The Nick Chinners story is right there in the Facebook photo.

There is Chinners, a strapping 6-2, 225-pound first baseman, looking like a little kid as he pushes his face against the fence at Charleston Southern's baseball field.

On the other side of the fence is Chinners' grandfather. The two press their hands together through the chain link as they talk.

"That's the last photo of the two of us together," Chinners, a senior, said of his grandfather, Harold Mizzell. "He died in November. My granddad always said he wanted to be able to watch me play college baseball.

"I got three years with him, and he got to watch every game at home that I played, until this year."

Mizzell wasn't alone in the CSU Ballpark to watch Chinners become the Bucs' career leader in hits over the last four seasons. There are usually many members of the Chinners/ Mizzell clan, from nearby St. George, on hand when the Bucs play.

"It's been a gift to be able to play in front of my family, I'll tell you that," Chinners said.

The irony, of course, is that in order to be able to play college baseball in front of his family, Chinners had to leave his home in St. George when he was just 14 years old.

A promising player, Chinners moved to Columbia when he was 14 to live with his uncle, Barry Mizzell, the coach at Richland Northeast High School and himself a former CSU ballplayer.

After about a year, his immediate family was eventually able to move to Columbia as well.

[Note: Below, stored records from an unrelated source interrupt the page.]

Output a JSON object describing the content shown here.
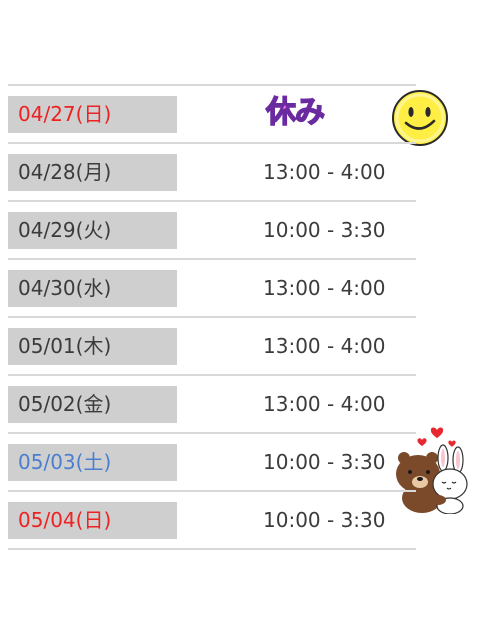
{
  "schedule": {
    "rows": [
      {
        "date": "04/27(日)",
        "hours": "",
        "note": "休み"
      },
      {
        "date": "04/28(月)",
        "hours": "13:00 - 4:00"
      },
      {
        "date": "04/29(火)",
        "hours": "10:00 - 3:30"
      },
      {
        "date": "04/30(水)",
        "hours": "13:00 - 4:00"
      },
      {
        "date": "05/01(木)",
        "hours": "13:00 - 4:00"
      },
      {
        "date": "05/02(金)",
        "hours": "13:00 - 4:00"
      },
      {
        "date": "05/03(土)",
        "hours": "10:00 - 3:30"
      },
      {
        "date": "05/04(日)",
        "hours": "10:00 - 3:30"
      }
    ]
  },
  "colors": {
    "sunday": "#ee2222",
    "saturday": "#4a7fd0",
    "weekday": "#3b3b3b",
    "date_cell_bg": "#cfcfcf",
    "holiday_text": "#e867e8"
  },
  "stickers": {
    "row0": "smiley-face-icon",
    "row6": "brown-bear-and-cony-bunny-hug-sticker"
  }
}
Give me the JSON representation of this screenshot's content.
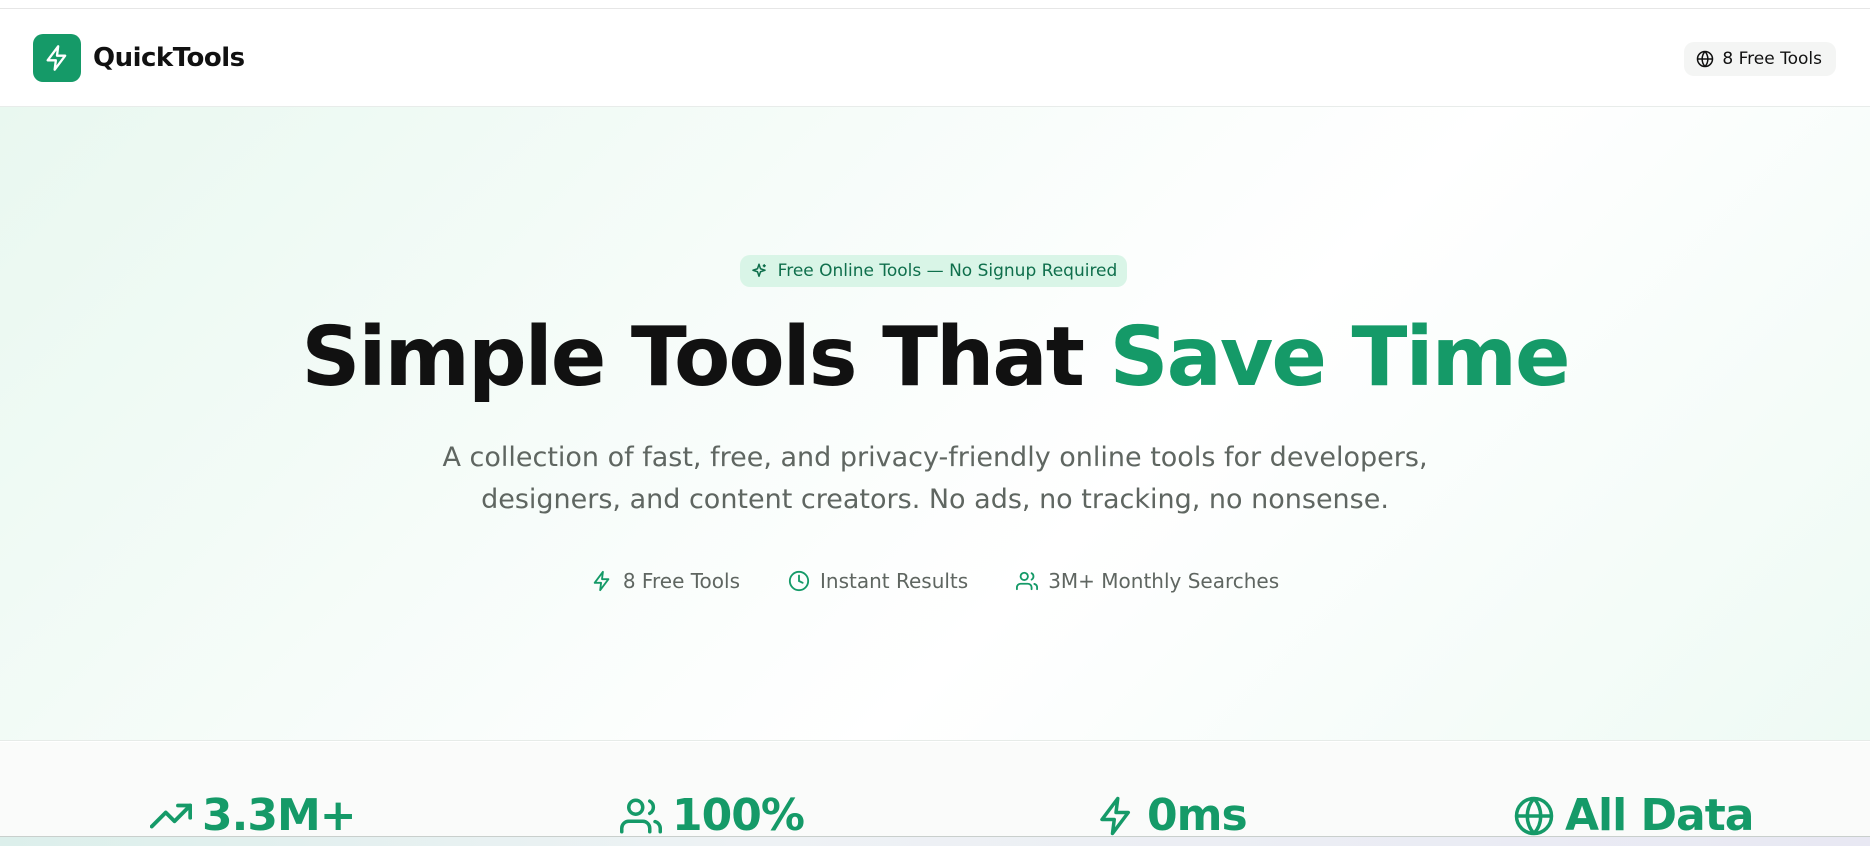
{
  "header": {
    "brand": "QuickTools",
    "logo_icon": "zap-icon",
    "tools_pill": {
      "icon": "globe-icon",
      "label": "8 Free Tools"
    }
  },
  "hero": {
    "badge": {
      "icon": "sparkles-icon",
      "label": "Free Online Tools — No Signup Required"
    },
    "headline": {
      "main": "Simple Tools That",
      "accent": "Save Time"
    },
    "subtitle_line1": "A collection of fast, free, and privacy-friendly online tools for developers,",
    "subtitle_line2": "designers, and content creators. No ads, no tracking, no nonsense.",
    "features": [
      {
        "icon": "zap-icon",
        "label": "8 Free Tools"
      },
      {
        "icon": "clock-icon",
        "label": "Instant Results"
      },
      {
        "icon": "users-icon",
        "label": "3M+ Monthly Searches"
      }
    ]
  },
  "stats": [
    {
      "icon": "trending-up-icon",
      "value": "3.3M+"
    },
    {
      "icon": "users-icon",
      "value": "100%"
    },
    {
      "icon": "zap-icon",
      "value": "0ms"
    },
    {
      "icon": "globe-icon",
      "value": "All Data"
    }
  ],
  "colors": {
    "accent": "#159a68",
    "badge_bg": "#d9f5e7",
    "text": "#111111",
    "muted": "#5f6661"
  }
}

"In St. George, it's hard to get looked at for baseball," said Chinners, the son of Jimmy and Debbie Chinners. "People don't want to come out that far to see small-town talents. They want to go to the bigger schools where they can see a bunch of talent at one time.

"It was tough to leave home. But I was raised in a family where we've been through a lot, lost a lot of people when I was young. If it was something I wanted to do, they supported me. And with their support behind me, it was easier than I imagined it would be."

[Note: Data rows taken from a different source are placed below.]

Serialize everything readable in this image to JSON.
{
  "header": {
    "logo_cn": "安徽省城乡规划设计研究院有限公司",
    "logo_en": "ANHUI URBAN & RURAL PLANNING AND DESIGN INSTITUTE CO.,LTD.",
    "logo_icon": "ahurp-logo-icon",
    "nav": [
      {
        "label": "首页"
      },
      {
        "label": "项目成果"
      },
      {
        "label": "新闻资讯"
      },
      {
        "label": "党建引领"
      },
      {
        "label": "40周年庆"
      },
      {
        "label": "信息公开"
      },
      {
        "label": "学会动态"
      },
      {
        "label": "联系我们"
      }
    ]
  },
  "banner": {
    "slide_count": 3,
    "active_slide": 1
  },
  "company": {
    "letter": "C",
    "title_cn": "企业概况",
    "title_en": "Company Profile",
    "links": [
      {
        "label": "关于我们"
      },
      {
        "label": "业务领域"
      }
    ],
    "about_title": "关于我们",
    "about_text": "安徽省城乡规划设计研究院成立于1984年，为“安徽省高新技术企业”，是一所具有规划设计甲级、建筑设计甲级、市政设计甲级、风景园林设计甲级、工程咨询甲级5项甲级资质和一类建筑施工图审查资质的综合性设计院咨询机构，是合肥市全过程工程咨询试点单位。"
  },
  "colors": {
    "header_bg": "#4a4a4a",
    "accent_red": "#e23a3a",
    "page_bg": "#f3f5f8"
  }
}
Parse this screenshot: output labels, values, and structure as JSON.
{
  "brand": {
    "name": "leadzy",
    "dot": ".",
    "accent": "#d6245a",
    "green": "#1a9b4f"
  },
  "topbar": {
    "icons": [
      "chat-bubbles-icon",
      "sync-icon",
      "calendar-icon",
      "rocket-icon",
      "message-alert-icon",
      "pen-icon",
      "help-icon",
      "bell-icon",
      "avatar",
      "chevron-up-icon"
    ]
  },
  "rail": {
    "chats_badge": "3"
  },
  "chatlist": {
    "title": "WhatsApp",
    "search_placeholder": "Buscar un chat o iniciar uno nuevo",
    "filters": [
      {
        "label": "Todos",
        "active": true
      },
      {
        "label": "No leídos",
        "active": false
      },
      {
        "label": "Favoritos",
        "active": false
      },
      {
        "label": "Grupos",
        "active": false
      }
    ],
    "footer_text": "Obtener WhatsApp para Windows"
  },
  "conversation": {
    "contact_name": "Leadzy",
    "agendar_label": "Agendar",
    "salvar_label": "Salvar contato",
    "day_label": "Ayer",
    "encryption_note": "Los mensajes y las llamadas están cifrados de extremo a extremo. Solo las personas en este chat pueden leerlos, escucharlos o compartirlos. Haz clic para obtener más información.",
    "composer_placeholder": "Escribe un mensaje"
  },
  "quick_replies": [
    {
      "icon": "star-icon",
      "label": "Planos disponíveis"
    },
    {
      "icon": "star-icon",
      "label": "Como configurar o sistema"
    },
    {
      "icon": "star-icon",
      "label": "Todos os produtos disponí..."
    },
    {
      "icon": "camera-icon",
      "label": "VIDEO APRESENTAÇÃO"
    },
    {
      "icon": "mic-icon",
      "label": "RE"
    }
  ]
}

The move paid off. Playing against stiffer competition at a Class AAAA high school, Chinners developed into an all-region player good enough to be offered some small-school scholarships.

"I had some offers to play in the Upstate," he said.

"But I always say I came back here because of my granddad."

Granddad recruited well. After redshirting as a freshman walk-on, Chinners batted .318 in his first season in 2008; hit .339 in 2009; and last season blossomed into an all-Big South player, batting .385 with seven home runs and 43 runs batted-in, earning more scholarship money each season.

This season, he's hitting .335 with five homers and 36 RBIs for a Bucs team that's posted its best season in years, and enters the Big South tournament with realistic hopes.

"A Big South championship, that's all that matters," he said. "All the accolades and stuff, they are stories I can tell grandchildren, I guess. But it doesn't add up to much unless you are winning, and that's our goal. We've got to show up and play and give it everything we've got."

Just like Granddad would have wanted.